[Data records for software interfaces]
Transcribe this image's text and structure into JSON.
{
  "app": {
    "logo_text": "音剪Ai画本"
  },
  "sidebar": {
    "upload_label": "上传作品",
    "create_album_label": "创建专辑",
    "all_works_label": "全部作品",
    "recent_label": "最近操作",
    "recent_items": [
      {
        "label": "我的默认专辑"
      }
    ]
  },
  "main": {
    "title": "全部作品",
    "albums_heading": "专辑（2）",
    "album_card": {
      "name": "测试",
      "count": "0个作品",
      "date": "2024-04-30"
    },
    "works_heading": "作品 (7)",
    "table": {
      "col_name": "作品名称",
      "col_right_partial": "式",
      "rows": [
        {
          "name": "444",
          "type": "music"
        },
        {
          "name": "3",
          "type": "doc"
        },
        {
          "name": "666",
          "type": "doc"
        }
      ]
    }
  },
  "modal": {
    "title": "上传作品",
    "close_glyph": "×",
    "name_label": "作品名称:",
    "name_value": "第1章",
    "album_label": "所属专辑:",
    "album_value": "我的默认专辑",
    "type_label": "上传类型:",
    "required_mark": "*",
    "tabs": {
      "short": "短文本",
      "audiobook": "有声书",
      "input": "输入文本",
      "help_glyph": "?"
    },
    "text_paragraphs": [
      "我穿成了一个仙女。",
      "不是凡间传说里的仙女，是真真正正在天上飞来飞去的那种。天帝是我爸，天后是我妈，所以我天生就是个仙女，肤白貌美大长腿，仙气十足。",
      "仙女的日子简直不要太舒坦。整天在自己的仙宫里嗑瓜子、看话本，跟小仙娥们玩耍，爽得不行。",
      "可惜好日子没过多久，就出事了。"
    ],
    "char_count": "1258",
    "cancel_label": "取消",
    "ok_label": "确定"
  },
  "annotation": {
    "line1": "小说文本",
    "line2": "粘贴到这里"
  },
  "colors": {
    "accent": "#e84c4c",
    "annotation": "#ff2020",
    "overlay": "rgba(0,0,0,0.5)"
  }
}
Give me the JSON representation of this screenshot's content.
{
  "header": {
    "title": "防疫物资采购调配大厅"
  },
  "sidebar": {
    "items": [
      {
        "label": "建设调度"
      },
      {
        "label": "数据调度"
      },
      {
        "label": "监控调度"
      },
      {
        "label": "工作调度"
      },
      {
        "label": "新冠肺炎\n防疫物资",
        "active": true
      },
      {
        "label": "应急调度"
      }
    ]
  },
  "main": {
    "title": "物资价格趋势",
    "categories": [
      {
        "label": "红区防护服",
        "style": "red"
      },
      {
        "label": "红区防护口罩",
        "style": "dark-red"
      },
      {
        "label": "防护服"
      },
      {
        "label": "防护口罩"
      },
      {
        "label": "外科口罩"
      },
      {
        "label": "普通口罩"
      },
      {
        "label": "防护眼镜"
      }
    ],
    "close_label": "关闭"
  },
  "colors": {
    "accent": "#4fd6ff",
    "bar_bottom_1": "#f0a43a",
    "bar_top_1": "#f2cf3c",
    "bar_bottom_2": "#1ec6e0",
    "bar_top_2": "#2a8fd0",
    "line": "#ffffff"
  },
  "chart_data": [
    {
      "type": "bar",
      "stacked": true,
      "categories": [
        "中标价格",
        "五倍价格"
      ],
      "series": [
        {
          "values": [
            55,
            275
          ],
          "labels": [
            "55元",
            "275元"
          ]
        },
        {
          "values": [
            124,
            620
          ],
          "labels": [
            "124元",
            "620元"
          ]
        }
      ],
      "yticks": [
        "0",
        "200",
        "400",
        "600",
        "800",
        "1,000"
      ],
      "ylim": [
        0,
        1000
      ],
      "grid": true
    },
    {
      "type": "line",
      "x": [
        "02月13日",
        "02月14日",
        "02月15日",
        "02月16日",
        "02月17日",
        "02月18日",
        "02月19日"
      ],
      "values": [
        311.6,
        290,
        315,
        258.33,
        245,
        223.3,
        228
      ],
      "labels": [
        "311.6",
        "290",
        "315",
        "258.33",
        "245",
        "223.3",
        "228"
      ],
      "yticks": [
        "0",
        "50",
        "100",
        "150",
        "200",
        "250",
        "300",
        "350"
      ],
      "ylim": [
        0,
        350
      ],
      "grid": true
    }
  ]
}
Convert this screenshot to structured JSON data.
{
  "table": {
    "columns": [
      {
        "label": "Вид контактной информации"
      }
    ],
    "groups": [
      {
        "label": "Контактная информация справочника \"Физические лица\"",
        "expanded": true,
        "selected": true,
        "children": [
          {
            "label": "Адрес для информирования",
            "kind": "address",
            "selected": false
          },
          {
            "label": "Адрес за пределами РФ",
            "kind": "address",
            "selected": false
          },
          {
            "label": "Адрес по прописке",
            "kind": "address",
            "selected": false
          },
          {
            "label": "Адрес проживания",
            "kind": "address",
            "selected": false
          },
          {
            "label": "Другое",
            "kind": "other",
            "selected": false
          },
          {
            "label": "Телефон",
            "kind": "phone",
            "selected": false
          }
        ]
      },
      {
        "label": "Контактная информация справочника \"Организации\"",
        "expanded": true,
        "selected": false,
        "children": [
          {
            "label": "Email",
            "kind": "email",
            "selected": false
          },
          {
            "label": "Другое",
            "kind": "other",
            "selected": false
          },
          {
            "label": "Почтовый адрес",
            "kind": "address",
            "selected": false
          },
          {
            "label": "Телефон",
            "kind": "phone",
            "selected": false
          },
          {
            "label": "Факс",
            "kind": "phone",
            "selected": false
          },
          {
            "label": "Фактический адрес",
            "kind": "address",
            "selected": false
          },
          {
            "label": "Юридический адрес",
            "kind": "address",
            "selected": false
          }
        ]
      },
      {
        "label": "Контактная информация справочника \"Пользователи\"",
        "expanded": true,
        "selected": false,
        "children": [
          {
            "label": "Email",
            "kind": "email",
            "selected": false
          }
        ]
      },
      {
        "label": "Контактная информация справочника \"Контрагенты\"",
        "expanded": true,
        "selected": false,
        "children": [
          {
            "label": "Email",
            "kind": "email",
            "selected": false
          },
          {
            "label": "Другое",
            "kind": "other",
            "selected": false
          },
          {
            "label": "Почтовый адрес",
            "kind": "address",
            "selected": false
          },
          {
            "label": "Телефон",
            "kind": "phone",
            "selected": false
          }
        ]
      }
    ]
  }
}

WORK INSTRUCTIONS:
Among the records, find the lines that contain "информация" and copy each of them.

FINISHED TASK:
        "label": "Контактная информация справочника \"Физические лица\"",
        "label": "Контактная информация справочника \"Организации\"",
        "label": "Контактная информация справочника \"Пользователи\"",
        "label": "Контактная информация справочника \"Контрагенты\"",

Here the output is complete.